→ Data supplied
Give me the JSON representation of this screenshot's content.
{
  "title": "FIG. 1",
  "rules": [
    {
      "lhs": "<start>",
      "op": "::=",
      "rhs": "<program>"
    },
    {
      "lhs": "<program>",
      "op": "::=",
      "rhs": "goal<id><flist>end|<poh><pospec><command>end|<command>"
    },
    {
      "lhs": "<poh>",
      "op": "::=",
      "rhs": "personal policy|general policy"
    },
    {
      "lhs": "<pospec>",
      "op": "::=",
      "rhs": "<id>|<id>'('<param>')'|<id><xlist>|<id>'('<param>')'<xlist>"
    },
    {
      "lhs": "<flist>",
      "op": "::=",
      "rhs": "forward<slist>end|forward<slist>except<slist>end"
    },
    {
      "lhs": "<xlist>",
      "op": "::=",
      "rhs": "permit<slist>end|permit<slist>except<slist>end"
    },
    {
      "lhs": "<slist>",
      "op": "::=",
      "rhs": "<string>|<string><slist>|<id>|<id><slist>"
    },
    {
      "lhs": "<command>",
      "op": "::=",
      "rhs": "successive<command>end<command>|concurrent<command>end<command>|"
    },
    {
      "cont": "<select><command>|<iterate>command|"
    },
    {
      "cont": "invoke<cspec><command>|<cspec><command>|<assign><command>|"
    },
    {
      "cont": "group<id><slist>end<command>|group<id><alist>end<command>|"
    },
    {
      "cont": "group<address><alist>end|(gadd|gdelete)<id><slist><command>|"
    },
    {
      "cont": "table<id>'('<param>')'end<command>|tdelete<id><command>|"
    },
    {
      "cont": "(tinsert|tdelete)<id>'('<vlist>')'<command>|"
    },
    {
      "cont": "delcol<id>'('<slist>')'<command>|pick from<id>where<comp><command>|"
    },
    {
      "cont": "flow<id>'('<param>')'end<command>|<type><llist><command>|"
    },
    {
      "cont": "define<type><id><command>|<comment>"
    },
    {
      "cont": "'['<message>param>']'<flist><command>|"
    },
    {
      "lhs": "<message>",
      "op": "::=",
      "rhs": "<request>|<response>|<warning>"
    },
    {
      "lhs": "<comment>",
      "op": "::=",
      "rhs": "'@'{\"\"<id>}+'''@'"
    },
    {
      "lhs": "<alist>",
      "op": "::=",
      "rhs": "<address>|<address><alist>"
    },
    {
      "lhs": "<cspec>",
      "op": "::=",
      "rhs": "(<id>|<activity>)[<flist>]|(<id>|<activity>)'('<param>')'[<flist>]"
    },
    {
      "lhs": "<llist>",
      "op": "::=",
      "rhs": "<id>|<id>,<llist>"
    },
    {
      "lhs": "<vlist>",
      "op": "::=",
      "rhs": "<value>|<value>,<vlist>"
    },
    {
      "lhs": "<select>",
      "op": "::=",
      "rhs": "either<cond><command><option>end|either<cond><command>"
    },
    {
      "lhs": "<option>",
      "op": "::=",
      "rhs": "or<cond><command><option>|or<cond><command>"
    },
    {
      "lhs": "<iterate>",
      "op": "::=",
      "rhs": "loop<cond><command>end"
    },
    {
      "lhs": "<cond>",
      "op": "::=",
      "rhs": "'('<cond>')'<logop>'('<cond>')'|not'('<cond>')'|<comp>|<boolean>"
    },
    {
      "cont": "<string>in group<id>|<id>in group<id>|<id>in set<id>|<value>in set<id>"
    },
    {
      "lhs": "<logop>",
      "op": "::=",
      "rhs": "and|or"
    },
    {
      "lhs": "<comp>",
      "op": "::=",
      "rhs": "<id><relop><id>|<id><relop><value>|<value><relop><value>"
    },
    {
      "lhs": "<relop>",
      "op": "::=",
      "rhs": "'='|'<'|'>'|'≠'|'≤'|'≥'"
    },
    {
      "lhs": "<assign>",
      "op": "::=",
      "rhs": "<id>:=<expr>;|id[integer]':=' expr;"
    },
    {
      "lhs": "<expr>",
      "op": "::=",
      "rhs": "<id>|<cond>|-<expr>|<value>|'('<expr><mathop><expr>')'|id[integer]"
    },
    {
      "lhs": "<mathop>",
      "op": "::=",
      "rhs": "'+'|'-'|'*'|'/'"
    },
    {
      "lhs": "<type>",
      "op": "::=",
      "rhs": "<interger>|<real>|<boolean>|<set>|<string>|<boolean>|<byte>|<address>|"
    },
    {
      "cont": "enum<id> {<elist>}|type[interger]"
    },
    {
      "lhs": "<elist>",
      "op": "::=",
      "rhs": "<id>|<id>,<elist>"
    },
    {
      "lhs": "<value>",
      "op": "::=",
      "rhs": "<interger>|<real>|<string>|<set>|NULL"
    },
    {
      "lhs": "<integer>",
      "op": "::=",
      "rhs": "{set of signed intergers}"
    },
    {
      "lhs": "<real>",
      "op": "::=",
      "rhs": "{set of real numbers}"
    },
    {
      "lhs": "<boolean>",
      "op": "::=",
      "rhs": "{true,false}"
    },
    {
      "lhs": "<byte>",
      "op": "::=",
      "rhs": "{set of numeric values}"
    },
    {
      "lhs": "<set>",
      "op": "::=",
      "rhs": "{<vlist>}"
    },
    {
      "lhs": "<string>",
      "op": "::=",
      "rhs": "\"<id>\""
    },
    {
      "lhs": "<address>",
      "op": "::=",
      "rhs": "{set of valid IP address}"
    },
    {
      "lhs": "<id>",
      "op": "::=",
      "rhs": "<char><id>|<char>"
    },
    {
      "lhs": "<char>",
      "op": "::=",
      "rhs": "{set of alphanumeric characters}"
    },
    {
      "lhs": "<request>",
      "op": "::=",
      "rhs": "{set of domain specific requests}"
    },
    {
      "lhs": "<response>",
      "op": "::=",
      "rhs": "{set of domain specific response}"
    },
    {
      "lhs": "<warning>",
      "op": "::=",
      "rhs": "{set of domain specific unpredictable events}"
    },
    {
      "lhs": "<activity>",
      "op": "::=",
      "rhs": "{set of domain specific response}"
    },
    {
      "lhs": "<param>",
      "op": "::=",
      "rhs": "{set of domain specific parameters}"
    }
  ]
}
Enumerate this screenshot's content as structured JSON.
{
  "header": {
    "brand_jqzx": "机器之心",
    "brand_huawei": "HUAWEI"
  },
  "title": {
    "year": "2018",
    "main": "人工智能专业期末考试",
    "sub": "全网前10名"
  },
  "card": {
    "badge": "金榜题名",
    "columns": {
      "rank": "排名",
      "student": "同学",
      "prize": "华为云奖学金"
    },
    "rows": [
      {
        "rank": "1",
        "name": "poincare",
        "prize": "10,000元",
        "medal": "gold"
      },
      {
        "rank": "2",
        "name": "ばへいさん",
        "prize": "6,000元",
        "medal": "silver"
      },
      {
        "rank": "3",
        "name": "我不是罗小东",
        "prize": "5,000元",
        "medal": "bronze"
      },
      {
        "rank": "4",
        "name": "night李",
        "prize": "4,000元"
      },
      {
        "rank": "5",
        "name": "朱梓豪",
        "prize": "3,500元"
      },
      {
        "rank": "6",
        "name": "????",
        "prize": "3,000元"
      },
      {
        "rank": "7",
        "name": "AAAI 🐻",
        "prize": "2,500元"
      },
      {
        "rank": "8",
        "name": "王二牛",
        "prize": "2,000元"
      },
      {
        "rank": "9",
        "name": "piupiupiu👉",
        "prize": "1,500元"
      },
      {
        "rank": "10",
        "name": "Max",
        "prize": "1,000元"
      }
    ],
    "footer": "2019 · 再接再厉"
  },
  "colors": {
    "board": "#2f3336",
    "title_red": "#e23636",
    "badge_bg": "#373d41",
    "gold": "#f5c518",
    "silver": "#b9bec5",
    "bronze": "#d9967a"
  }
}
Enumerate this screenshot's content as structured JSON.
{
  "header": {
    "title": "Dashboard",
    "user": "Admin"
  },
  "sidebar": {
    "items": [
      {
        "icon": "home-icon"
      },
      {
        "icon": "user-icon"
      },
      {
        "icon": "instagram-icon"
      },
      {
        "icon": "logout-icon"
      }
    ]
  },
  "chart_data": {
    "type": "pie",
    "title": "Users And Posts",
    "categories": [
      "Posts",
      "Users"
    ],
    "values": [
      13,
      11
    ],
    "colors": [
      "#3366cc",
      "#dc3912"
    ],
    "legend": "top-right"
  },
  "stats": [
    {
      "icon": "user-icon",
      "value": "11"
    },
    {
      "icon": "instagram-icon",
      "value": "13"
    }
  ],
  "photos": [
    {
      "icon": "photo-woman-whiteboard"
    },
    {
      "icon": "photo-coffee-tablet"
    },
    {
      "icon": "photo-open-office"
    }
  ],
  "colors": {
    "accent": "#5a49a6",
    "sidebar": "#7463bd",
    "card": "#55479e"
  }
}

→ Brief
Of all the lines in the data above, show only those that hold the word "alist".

→ Task response
      "cont": "group<id><slist>end<command>|group<id><alist>end<command>|"
      "cont": "group<address><alist>end|(gadd|gdelete)<id><slist><command>|"
      "lhs": "<alist>",
      "rhs": "<address>|<address><alist>"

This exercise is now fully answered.